NEIGHBORHOOD NIT-PICKING: Neighbors endured years of construction at 811 John St. in anticipation of the palace that would surely result. But the behemoth that emerged has frustrated some even more than the roaring bulldozers.
Builders last month finally wrapped up construction of the mysterious, oversized house--or "the Mausoleum" as it is known in some circles--located at the very top of the tony Manhattan Beach hill section. Visible from the beach and other parts of the city, the house towers over its neighbors and is drawing mixed reviews.
"It's almost like it takes away from the beauty of the neighborhood, because we have really nice houses on this block," said one neighbor, who asked to remain anonymous. "It's really nice inside, but outside it's just not very pretty."
Architect Pat Killem drew up the design, which was inspired by a recent addition to the Beverly Hills City Hall, for owners Arnold and Homeira Goldstein. "I think we've built something very special," said Arnold Goldstein, owner of Shorewood Realtors in Manhattan Beach. "I'm not even defending it; the architecture defends itself."
In a city that has long protected the property owner's rights to design and build whatever works within the city code, many believe this place has pushed the envelope. It's boxy design--three stories of steel gray cement and smoked-glass windows--has both intrigued and angered residents.
By day, its stark facade dominates the once-quaint street. By night, it is lighted like a national monument.
Residents are also upset about the size. The Goldsteins gained approval for the design before the city passed recent building restrictions, said David Wachtfogel, former planning commissioner.
"He didn't push the (size) envelope, he defined it," Wachtfogel said. "He put as big a house on the lot as was permitted by law, as is his right."
QUICKLY BUT SURELY: Redondo Beach officials have been forced into a strange plan to slow down traffic: On one street, they'll have to boost the speed limit.

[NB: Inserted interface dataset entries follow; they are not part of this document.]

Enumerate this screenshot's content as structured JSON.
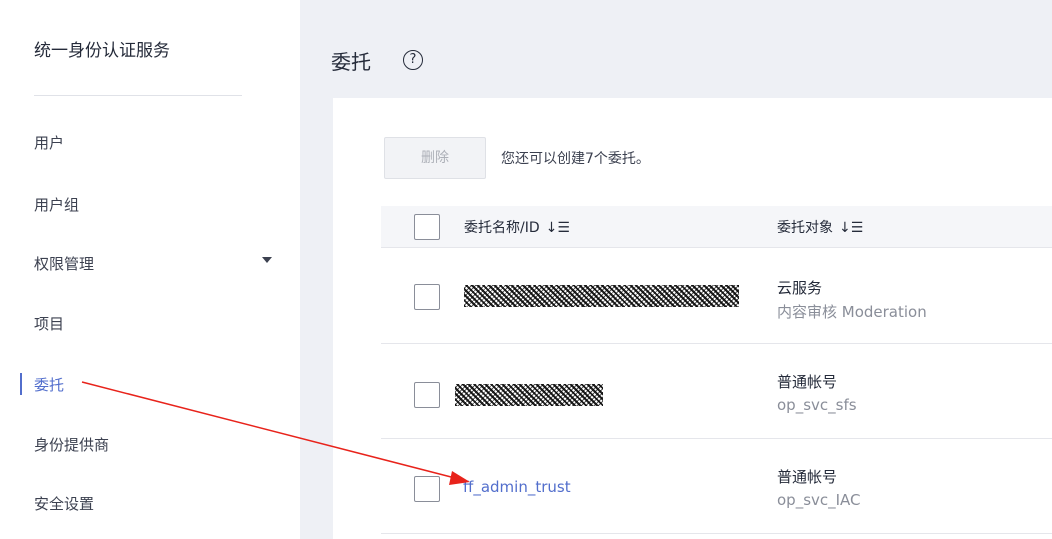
{
  "sidebar": {
    "title": "统一身份认证服务",
    "items": [
      {
        "label": "用户",
        "active": false
      },
      {
        "label": "用户组",
        "active": false
      },
      {
        "label": "权限管理",
        "active": false,
        "has_dropdown": true
      },
      {
        "label": "项目",
        "active": false
      },
      {
        "label": "委托",
        "active": true
      },
      {
        "label": "身份提供商",
        "active": false
      },
      {
        "label": "安全设置",
        "active": false
      }
    ]
  },
  "main": {
    "title": "委托",
    "help_icon": "?",
    "toolbar": {
      "delete_label": "删除",
      "quota_text": "您还可以创建7个委托。"
    },
    "table": {
      "columns": [
        {
          "label": "委托名称/ID",
          "sort_icon": "↓☰"
        },
        {
          "label": "委托对象",
          "sort_icon": "↓☰"
        }
      ],
      "rows": [
        {
          "name": "",
          "name_redacted": true,
          "object": "云服务",
          "object_detail": "内容审核 Moderation"
        },
        {
          "name": "",
          "name_redacted": true,
          "object": "普通帐号",
          "object_detail": "op_svc_sfs"
        },
        {
          "name": "ff_admin_trust",
          "name_redacted": false,
          "object": "普通帐号",
          "object_detail": "op_svc_IAC"
        }
      ]
    }
  },
  "colors": {
    "accent": "#526ecc",
    "annotation_arrow": "#e8231b"
  },
  "icons": {
    "help": "question-circle-icon",
    "dropdown": "caret-down-icon",
    "sort": "sort-icon"
  }
}
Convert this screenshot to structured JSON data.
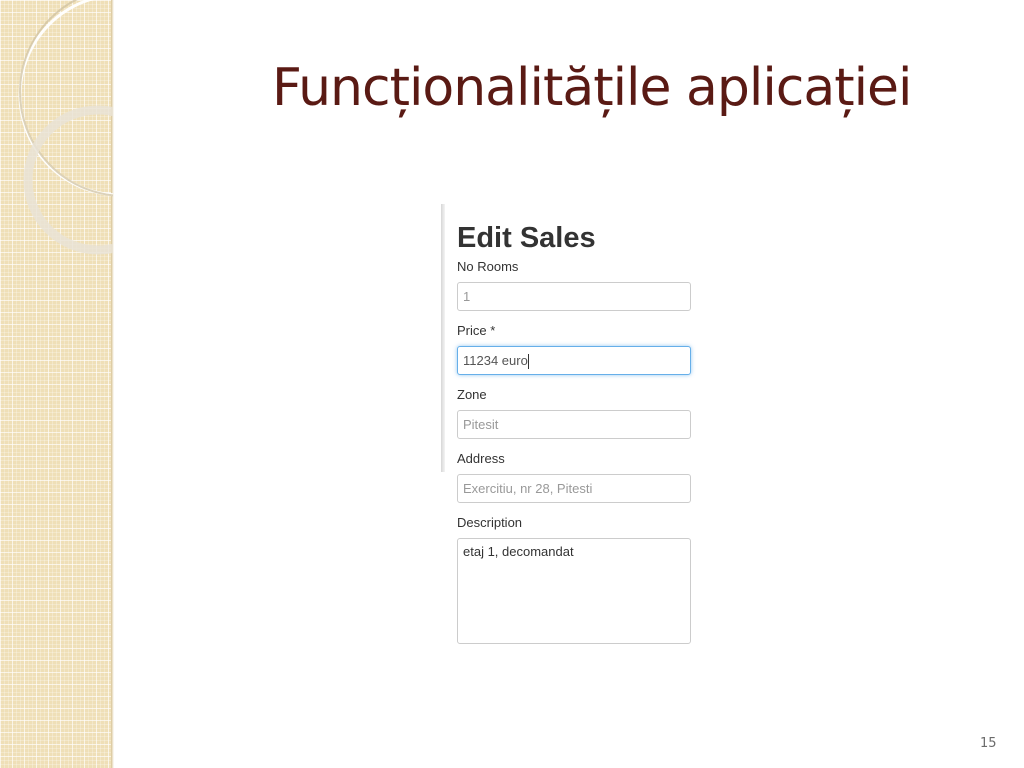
{
  "slide": {
    "title": "Funcționalitățile aplicației",
    "page_number": "15",
    "colors": {
      "title": "#5a1a14",
      "panel": "#efdfb7",
      "focus": "#66afe9"
    }
  },
  "form": {
    "title": "Edit Sales",
    "fields": [
      {
        "label": "No Rooms",
        "value": "1",
        "type": "input"
      },
      {
        "label": "Price *",
        "value": "11234 euro",
        "type": "input",
        "focused": true
      },
      {
        "label": "Zone",
        "value": "Pitesit",
        "type": "input"
      },
      {
        "label": "Address",
        "value": "Exercitiu, nr 28, Pitesti",
        "type": "input"
      },
      {
        "label": "Description",
        "value": "etaj 1, decomandat",
        "type": "textarea"
      }
    ]
  }
}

Speeds along a one-mile stretch of Manhattan Beach Boulevard have risen in the last several years because radar enforcement there has been lax, officials said. Police say they have been prohibited from using radar to enforce the 35 m.p.h. speed limit because the city last approved a traffic study of the area in 1986.
The state requires a traffic study be completed every five years when radar is used to gauge car speeds. The studies are used to determine the average speed of cars on the road and help officials set the speed limit.
But here's the rub: The just-completed study shows average speeds of 42 m.p.h., so the city has to raise the speed limit to 40 m.p.h. State law requires the speed limit be adjusted to the nearest 5 m.p.h. increment below the average determined in the study.
Without the study, speeders could easily contest their tickets in court when radar was used, said Redondo Beach Police Sgt. Bruce Rosen. "If the (traffic) judge looks in his book and sees the last survey is 6 years old, he'd say 'Boom, dismissed,' " Rosen said.
The net effect: Cops can use radar, but drivers can speed up.
NO CHRISTMAS RUSH: When Torrance City Clerk Sue Herbers dedicated her office walls to displaying local art, she hoped to brighten the workplace and help feed a few starving artists.
But it's a display she alone has been unable to resist.
Herbers has made the sole purchase so far, a floral watercolor by Dottie Brittnacher, since she opened her impromptu art gallery three months ago for members of the Torrance Artists Guild. "I was going to buy two," she said. "I really would buy one of everybody's if I could."
Herbers came up with the idea after remodeling left her office walls bare. "I was trying to think of a way to make the office nice and colorful."
Though sales have been, well, kind of slow, the artists welcome the exposure. "Our greatest outlet is having shows in Joslyn Gallery," said Brittnacher, who is president of the guild. "Unless we have something like that, it is very difficult to get your work out there."